Exercise brief:
Please return every line in the entries below with the word "icon" in it.

Supplied information:
****************
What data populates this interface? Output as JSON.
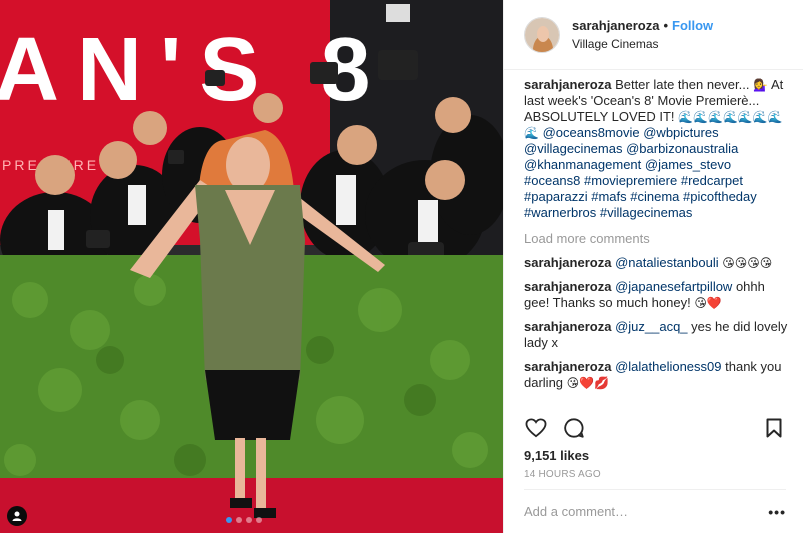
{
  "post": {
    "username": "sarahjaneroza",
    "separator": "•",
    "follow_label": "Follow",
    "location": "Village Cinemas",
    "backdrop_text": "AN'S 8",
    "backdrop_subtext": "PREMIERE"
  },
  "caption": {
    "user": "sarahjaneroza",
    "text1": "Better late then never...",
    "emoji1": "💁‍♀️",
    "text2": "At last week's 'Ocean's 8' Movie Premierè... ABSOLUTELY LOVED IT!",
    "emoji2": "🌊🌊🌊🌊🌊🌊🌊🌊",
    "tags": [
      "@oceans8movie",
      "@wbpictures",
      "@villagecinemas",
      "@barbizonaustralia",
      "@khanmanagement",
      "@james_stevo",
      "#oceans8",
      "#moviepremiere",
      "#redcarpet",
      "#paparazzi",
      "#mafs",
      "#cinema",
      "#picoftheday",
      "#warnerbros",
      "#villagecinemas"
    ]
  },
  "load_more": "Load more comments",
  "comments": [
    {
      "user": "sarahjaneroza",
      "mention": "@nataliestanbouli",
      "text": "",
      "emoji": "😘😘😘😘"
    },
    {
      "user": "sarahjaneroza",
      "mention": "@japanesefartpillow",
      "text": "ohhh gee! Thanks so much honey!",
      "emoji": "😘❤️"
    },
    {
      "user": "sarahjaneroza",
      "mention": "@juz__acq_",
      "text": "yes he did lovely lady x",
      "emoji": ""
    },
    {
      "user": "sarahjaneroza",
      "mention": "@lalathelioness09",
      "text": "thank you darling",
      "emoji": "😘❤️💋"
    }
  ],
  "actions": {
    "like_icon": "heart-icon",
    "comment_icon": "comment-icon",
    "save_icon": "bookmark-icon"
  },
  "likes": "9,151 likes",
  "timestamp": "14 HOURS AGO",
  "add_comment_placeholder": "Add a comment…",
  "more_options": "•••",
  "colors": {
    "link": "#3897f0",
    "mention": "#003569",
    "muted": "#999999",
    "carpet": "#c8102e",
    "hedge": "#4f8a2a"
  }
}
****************
Response area:
    "like_icon": "heart-icon",
    "comment_icon": "comment-icon",
    "save_icon": "bookmark-icon"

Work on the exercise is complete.